A new owner has claimed the stately Great Camp Uncas compound, nestled among the Adirondack forest and lakefront. The secluded property was built in 1895 by Brooklynite William West Durant, credited with perfecting the style of the Adirondack Great Camps of the Gilded Age. This particular camp—at 1,500 acres—was impressive enough for financier J.P. Morgan to purchase it in 1897. It was used as a vacation home for him and his family the next 50 years. Since then the property has traded hands several times, and a parcel of it last hit the market in 2015 for $3.25 million. An unsuccessful sales run caused a price drop, in 2016, to $2.7 million. According to the brokerage firm Franklin Ruttan, one lucky owner has snapped it up.
In a sea of cookie-cutter rentals, there are a rare few that look like home–or even like an interesting place to live. Located at 481 Greene Avenue in what seems to be the new neighborhood of choice for the city’s interior design professionals, this two-bedroom brownstone apartment goes far beyond the average Bed-Stuy rental when it comes to good looks. The gut-renovated 1,100-square-foot first floor unit is one of only six, and it comes with the rare bonus of a private back yard.
From the mother-of-pearl shower with aromatic steam to the vaulted mahogany master closet, this dark and luxurious lair is stocked from stem to stern with custom perks that go way beyond the $7.9 million loft’s private key-locked elevator and smart home system.

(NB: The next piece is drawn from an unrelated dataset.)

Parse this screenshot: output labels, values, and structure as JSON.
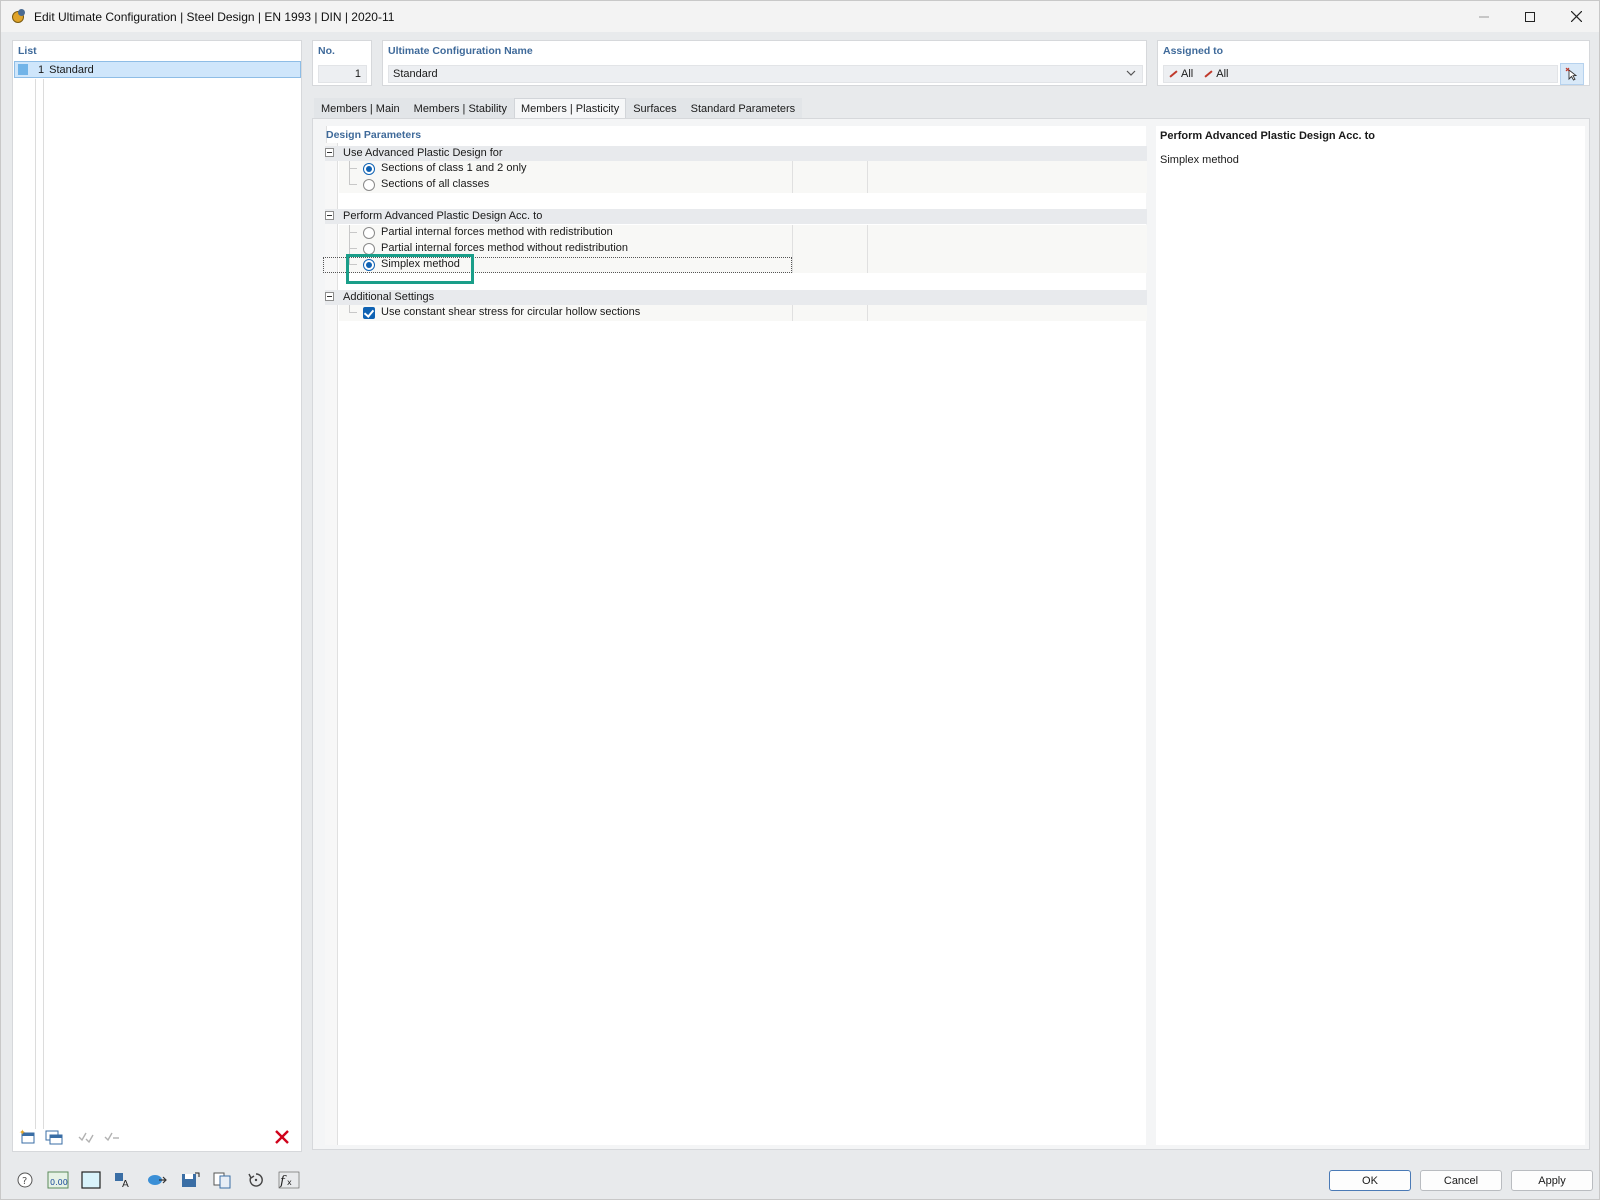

Located in a classic pre-war Soho loft building at 459 West Broadway, the 3,150-square-foot space is even outfitted with a secret home gym hidden behind a moving bookcase.
This two-bedroom cooperative, at 401 8th Avenue in Park Slope, is pretty as can be. After last selling in 2011 for $480,000, the pad got a full renovation to make the interior “magazine worthy cool,” as the listing puts it. It’d be hard to argue with that, considering they’ve hung a hammock underneath the living room window, added open wood shelving, and lined the walls with interesting artwork. All the while, original details like moldings and parquet floors were kept. It all makes for an appealing property now on the market for $895,000.
136 West 24th Street was originally built as horse stables in the 1890s for patrons of the historic Ladies Mile shopping district. Today it’s quite the stunning loft apartment, boasting thick wooden beams, 10-foot-high tin ceilings, three bedrooms, and three full bathrooms. And its Chelsea locale is right in the heart of the neighborhood, an easy walk to both Madison Square Park and the Highline. After the co-op last sold in 2011 for $2.45 million to the playwright Martha Pichey (mother to actor Rafi Gavron), it has hit the market for $2.8 million.
Since it arrived on the market in 2016 for $16.75 million, 6sqft has admired this three-bedroom co-op in the iconic Dakota for its history as the (alleged) onetime home of the equally iconic Judy Garland as well as for its colorful makeover by trendy young designer Sasha Bikoff. Now the apartment, which was owned by the designer’s late mother, former pianist, ballerina, and Studio 54 denizen Jacqueline Bikoff, has reportedly entered contract at its recent asking price of $10 million, according to Mansion Global. Bikoff bought the elegant Upper West Side pad in 2010 for $13 million from renowned bridge players Roy Welland and Christal Henner.